Health Minister Dr. Kim Hames recently promised a further $500,000 to be given to the botox treatment program for children with cerebral palsy. Since it is such an effective treatment for people with CP, the waiting list is long. But, with this additional cash injection, it is hoped that the waiting time will be a thing of the past. The issue to date has been that using botulinum toxin has been proved so successful that it is growing in demand, translating into 70 new cases per year. In addition, it seems that waiting for the treatment – apart from being frustrating – can have long-term detrimental impacts. For example, in one case a 5-year-old girl was learning to walk and that the botox treatment would greatly assist her progress, but the family has been told – after waiting two-and-a-half years already – that they will need to wait an additional six months to a year before they get it, thus reducing her possibility for progress.
Botulinum Toxin A (BTA) is a muscle relaxant derived from the bacterium Clostridium Botulinum. Although this is associated with a type of food poisoning (botulism), like other toxic substances, when used in small, controlled doses, it offers safe, effective relief for various conditions, such as cerebral palsy. For example, it is able to treat pes equinus in children who have symptoms of cerebral palsy and spasticity. Pes equinus – also referred to as tip-toeing – is extremely common in CP kids. This is a consequence of spasticity that occurs in surrounding muscles. This leads to it being almost impossible for the child to place his or her foot, flat on the floor. However, BTA can relax these muscles when the treatment is injected into the calf muscles. Hence walking is facilitated, and balance is improved.
Another issue common with CP that can reap the benefits of this treatment is leg-straightening. When the muscles at the back of the thigh tighten, it becomes very difficult to straighten the leg. Once the BTA is injected, legs are straightened and walking or sitting becomes easier. As well, the hip’s adductor muscles can be improved which is often an issue for those with different types of cerebral palsy who may have too high muscle tone, impairing mobility as it becomes tougher to keep the legs apart.
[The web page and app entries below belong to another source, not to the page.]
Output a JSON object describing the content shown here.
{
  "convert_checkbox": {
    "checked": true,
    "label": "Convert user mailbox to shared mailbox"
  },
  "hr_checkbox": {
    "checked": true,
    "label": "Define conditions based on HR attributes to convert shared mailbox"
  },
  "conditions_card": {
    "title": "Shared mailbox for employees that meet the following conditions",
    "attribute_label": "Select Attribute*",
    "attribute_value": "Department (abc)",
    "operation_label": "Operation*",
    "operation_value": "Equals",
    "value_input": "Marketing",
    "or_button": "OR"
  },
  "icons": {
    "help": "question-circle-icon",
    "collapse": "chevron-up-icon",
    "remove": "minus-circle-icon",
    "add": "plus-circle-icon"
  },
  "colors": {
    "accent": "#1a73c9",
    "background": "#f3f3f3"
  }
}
And for those CP individuals suffering from upper limb spasticity, BTA is often able to reduce elbow/wrist muscle tone to make it easier for them to grasp and pinch, etc.
Furthermore, BTA injections can minimize muscle done imbalances and fixed contractures. Balance across the joint can be restored by using BTA to lower the more active muscle tone. In this way, potential damage to joints can be minimized and even avoided, possibly eliminating the need for surgery.
BTA has also been known to reduce pain in people with cerebral palsy. As well, BTA helps to control spasms, improves positioning and facilitates personal care in a variety of areas, such as drooling, etc. BTA is also often used by surgeons during operations as a way of decreasing painful post-operative spasms while protecting soft tissue from involuntary movement until the area is fully healed. Further, even though at times BTA has not significantly improved movement or function of teens and adults with CP, they have still reported high levels of satisfaction with what the treatment has given them, vis-à-vis cosmetic aesthetics. And, BTA can be very effective in reducing fatigue since movement is much more fluid following a treatment, rendering the CP patient less reliant on more difficult, tiresome movements.